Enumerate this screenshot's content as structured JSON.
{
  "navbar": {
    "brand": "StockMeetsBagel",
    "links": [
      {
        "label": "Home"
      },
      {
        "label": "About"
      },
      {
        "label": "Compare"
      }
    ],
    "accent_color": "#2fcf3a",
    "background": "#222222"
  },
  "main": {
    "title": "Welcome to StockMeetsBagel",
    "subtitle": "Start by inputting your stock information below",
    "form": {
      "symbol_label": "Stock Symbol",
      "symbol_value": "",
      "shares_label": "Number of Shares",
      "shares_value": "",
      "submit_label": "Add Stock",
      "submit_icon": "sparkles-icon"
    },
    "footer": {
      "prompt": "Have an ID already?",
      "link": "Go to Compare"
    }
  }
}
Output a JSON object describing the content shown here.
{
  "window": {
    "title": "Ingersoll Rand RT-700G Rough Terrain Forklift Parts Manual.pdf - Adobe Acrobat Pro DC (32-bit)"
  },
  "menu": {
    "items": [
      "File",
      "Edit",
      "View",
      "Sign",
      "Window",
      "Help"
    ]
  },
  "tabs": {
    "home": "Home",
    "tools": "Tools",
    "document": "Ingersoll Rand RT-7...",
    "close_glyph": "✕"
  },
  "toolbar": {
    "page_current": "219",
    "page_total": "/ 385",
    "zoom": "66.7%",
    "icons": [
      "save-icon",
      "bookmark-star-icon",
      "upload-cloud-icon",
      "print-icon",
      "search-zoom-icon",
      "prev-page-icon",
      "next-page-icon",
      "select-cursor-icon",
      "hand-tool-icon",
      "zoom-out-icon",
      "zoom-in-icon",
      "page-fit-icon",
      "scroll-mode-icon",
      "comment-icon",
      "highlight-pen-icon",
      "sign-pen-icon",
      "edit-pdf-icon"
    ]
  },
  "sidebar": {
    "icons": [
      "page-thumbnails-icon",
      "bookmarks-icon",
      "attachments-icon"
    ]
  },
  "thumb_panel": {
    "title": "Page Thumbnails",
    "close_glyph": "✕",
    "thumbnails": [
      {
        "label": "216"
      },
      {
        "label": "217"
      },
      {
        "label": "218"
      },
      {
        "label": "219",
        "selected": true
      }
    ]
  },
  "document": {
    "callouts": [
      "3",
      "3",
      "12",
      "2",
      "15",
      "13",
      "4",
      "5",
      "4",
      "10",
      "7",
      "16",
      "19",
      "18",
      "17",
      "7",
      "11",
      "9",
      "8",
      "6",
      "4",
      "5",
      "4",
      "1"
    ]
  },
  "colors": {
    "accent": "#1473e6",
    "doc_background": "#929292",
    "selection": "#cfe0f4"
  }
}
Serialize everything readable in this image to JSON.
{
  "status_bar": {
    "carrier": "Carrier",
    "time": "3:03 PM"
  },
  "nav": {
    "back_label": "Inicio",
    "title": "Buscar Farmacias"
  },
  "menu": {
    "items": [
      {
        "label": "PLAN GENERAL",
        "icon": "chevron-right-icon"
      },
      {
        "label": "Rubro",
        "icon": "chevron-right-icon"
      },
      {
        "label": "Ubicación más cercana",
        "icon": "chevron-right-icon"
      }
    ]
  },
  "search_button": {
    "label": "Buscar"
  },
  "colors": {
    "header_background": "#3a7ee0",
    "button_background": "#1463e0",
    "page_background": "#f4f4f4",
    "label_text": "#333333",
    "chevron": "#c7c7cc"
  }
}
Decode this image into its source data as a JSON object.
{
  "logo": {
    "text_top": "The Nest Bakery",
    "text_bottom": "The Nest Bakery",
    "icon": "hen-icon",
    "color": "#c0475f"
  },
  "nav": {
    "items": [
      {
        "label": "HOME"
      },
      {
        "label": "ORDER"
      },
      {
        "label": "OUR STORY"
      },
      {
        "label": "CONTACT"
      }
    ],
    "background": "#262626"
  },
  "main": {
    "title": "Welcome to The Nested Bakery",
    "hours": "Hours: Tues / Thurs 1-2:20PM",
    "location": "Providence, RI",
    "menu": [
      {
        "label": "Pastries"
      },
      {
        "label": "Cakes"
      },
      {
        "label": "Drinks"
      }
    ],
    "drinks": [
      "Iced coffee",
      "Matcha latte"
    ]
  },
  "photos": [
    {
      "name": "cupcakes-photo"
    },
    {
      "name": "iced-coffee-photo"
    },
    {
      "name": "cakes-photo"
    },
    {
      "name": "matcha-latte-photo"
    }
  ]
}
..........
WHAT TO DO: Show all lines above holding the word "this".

RESULT OF THE EXERCISE:
Enumerate this screenshot's content as structured JSON.
Serialize everything readable in this image to JSON.
Decode this image into its source data as a JSON object.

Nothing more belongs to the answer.